▸ Collection entries
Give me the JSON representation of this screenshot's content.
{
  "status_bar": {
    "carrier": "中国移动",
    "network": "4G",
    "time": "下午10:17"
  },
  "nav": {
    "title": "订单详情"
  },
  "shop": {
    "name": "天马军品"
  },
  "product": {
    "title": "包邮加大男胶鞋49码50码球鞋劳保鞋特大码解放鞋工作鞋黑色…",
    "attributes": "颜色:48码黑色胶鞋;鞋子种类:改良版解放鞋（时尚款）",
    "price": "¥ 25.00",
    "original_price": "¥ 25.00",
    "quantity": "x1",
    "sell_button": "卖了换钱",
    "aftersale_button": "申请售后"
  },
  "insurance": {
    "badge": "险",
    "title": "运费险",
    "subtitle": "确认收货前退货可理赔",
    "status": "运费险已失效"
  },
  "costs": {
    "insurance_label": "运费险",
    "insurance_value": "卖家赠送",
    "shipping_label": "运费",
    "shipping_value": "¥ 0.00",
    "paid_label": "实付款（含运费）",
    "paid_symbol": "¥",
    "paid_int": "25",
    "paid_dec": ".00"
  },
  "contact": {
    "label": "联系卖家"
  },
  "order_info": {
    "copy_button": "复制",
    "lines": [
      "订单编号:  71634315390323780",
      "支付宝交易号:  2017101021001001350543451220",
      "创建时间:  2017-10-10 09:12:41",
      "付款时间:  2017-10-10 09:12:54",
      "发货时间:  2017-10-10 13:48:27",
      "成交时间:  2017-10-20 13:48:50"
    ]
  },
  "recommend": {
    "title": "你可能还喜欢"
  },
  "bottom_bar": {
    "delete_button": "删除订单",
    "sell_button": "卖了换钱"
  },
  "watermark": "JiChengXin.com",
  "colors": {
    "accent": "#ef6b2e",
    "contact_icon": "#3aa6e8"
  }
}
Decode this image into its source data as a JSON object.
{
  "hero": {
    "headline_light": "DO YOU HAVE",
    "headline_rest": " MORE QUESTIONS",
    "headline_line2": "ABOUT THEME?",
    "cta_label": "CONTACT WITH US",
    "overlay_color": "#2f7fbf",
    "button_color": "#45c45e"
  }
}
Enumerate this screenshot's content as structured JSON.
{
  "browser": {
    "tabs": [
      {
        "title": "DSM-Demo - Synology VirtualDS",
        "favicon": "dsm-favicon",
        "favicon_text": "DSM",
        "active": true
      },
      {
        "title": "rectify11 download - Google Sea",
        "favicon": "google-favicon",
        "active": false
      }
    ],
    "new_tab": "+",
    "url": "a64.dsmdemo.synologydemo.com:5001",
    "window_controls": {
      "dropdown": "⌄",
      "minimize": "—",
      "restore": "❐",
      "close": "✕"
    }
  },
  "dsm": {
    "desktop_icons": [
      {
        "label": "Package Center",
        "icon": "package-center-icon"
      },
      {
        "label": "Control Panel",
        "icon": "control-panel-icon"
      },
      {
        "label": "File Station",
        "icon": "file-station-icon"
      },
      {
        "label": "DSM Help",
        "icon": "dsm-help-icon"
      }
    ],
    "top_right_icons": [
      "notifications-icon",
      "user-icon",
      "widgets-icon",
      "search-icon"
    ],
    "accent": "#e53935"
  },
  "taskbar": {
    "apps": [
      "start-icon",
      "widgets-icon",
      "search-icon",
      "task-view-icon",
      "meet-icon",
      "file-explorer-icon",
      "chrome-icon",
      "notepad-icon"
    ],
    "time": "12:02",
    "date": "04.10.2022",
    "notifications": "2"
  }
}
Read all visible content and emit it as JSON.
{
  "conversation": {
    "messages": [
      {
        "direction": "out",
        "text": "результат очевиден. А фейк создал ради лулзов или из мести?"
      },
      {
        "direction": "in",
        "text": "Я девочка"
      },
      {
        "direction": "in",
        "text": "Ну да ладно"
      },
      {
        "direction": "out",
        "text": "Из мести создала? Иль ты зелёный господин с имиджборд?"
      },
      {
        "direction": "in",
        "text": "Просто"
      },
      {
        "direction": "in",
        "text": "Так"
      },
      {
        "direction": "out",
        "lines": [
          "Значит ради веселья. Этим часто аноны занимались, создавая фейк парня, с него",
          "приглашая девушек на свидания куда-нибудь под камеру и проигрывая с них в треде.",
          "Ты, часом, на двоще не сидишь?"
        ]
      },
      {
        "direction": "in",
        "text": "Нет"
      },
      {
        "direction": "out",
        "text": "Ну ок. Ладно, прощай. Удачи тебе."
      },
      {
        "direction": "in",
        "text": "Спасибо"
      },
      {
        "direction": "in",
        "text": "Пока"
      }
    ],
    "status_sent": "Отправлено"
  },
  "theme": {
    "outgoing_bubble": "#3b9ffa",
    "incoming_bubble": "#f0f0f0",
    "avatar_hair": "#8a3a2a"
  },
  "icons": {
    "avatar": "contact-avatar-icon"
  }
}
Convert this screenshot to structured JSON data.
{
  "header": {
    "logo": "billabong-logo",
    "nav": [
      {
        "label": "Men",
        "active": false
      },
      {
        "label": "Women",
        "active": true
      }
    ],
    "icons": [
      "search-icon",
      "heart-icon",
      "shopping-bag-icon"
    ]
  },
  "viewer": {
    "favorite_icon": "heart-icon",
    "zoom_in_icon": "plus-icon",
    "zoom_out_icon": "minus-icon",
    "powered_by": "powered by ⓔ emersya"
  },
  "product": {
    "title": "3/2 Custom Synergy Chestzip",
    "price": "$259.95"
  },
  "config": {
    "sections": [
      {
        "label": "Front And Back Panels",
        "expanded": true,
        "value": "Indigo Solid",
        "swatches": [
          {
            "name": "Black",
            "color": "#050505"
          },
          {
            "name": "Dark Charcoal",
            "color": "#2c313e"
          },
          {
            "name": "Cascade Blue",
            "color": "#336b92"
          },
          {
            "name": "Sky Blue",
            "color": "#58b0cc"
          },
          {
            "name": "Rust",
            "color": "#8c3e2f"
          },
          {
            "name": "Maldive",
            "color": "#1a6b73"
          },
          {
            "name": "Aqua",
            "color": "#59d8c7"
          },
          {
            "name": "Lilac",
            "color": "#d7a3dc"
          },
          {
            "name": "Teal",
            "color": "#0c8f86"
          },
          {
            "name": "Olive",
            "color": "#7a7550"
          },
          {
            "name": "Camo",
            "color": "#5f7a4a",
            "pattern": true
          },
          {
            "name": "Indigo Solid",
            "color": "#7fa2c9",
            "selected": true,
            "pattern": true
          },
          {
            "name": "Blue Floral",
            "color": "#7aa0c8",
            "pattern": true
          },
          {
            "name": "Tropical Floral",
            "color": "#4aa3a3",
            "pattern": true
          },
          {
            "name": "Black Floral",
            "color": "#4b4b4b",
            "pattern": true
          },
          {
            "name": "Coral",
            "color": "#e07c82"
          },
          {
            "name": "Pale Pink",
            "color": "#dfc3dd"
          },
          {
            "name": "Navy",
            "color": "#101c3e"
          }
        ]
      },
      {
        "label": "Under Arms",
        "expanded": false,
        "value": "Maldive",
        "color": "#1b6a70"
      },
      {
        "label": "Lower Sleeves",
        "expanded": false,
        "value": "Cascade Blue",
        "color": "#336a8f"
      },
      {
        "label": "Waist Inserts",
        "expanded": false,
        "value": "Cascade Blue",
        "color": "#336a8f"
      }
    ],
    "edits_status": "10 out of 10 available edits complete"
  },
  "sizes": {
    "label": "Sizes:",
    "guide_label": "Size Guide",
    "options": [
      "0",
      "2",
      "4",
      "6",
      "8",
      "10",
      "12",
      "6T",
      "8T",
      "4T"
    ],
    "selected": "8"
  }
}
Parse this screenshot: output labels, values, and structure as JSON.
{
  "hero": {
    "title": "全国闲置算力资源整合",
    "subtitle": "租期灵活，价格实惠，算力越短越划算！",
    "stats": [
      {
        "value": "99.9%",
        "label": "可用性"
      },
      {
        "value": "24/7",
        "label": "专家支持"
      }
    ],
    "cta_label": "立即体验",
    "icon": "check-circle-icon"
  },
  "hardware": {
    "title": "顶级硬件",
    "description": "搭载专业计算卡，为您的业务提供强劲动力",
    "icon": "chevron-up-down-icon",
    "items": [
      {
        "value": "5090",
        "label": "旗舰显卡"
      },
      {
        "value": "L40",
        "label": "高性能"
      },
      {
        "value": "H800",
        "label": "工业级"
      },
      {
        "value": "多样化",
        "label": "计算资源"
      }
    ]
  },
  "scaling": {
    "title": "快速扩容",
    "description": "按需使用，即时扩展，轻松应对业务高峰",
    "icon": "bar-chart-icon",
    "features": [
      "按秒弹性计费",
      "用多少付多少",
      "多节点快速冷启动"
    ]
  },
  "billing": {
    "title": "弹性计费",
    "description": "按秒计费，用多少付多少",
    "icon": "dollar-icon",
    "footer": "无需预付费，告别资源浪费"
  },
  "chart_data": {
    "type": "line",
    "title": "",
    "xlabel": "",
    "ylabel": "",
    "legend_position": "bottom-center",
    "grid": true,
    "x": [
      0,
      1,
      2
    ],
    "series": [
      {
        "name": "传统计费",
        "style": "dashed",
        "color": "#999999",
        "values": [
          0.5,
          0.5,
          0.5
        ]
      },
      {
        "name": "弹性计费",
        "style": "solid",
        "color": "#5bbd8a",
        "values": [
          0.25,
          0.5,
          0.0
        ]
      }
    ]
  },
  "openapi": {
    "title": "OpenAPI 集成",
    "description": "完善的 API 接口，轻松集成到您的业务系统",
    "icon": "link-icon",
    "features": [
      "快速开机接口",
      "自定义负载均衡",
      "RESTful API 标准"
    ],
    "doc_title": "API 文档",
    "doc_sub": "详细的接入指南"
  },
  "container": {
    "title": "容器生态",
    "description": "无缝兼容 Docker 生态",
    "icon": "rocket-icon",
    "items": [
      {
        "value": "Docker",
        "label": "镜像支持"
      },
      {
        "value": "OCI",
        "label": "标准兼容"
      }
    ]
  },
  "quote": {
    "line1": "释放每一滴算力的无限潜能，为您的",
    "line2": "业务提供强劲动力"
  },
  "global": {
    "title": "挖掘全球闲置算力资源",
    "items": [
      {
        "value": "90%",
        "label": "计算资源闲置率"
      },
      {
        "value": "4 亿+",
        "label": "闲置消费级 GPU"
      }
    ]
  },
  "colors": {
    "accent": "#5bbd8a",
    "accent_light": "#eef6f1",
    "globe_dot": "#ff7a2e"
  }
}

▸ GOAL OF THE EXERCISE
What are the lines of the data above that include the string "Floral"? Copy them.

▸ EXERCISE SOLUTION
            "name": "Blue Floral",
            "name": "Tropical Floral",
            "name": "Black Floral",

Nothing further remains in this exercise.